This was a album long before Suffokate was gaining Tumblr clout for Ricky Hoover's huge earlobes. Wait... Ricky Hoover? Who is that again? There is no Hoover on this album, instead the vocals on this goliath of a record are handled by two Oakland-native boys; Carlos Guiterez and Jared Armitage, each one possessing a distinct growl and shout style, much like the album's formula, the vocals as well are a hybrid of hardcore's bark and death metal's monstrous growl vocals. The end result, especially when performed by two thuglike individuals is a menacing vocal performance fit to forefront the entire bruising package.

Drum performance gets a lot of love from me as well, whether it's during those long sustained beatdown-esque notes the guitarists do or the early deathcore-style melodic riffery, somehow that clanky snare fits for both worlds. Some moments of some of these songs don't even sound like the same album at times, but the sound of the drums nor its playing style ever differs much when the band are swaping between styles.

Isn't it weird how I got this far into a "deathcore" album review and sitll haven't talked about the breakdowns? Oh yeah, they're amazing too. This is pre-MySpace stuff so this was before bands cashed in on having as many breakdowns as possible, instead it was left to the musician's descretion to decide when the crowdkills should begin and I can't really complain about a single breakdown on here. Every single breakdown is perfectly placed. My favorite kinds of breakdowns in these kinds of bands are the ones to break up the monotony; as soon as the music starts to feel even slightly tedious, a good breakdown can always rescue the song's potential and bring the listener back to banging his or her head. Suffokate has mastered that art perfectly on this album and do so throughout almost the entire runtime. Listening to a lot of albums from front to back tends to bore me, but Oakland with its dual-genre style and crafty use of breakdowns, I can honorably declare this the prime anti-boring album.
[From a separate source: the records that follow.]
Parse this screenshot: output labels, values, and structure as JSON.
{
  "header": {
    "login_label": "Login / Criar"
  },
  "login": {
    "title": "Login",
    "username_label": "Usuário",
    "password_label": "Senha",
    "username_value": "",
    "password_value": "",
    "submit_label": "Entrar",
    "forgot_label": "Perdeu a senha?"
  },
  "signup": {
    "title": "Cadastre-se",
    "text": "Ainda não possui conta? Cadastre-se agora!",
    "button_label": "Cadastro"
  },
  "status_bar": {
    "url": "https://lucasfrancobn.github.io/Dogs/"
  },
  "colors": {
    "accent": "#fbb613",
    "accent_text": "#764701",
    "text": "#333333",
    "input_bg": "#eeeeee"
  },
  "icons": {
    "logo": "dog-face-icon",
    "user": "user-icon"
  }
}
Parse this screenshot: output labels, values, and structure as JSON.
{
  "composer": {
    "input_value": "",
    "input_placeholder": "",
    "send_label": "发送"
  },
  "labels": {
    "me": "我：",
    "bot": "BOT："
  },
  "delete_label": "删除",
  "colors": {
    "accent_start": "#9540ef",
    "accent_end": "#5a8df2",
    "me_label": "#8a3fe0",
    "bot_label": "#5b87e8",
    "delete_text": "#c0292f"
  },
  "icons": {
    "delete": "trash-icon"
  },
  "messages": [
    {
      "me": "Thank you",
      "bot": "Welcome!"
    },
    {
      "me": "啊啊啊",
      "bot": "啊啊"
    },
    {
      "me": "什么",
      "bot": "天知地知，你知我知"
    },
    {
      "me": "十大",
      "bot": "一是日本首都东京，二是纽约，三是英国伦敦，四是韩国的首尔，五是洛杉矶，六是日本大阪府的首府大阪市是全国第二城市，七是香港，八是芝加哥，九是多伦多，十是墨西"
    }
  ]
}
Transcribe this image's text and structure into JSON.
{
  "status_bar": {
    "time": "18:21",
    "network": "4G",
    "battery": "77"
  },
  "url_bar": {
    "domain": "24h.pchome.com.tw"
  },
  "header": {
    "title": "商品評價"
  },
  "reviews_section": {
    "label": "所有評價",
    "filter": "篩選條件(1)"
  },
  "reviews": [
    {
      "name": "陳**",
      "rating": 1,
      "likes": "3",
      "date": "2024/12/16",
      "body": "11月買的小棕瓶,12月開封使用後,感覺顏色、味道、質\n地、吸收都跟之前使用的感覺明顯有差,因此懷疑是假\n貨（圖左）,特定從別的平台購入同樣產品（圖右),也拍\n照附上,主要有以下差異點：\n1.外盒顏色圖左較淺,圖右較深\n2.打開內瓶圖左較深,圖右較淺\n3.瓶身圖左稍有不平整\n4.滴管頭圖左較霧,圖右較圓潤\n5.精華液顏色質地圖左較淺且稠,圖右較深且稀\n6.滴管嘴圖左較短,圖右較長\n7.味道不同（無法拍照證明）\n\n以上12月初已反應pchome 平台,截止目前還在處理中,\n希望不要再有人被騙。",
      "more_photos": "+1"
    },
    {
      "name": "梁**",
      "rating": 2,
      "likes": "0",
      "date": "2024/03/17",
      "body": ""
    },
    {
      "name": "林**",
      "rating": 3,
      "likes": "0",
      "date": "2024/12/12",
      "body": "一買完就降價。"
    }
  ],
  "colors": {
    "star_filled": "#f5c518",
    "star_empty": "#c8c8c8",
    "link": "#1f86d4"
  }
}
Not that long ago Suffokate generally got a lot of hate by people who aren't kids with stretched lobes in Oceano shirts, and I can understand why. They're a deathcore band that aren't, by any means, going to change your mind if you dislike deathcore. But this album is a goddamn gem, as I've said before earlier in the review, I don't even personally declare this record really a "deathcore" record as much as it is incredible accident gone so horribly right and just happened to meld NY-style beatdown hardcore with Swedeath riffs and all at once created a early prototype of deathcore by doing so and (all the while this was going on) merged the tropes of deathcore and beatdown into one. This is a brutal-ass album.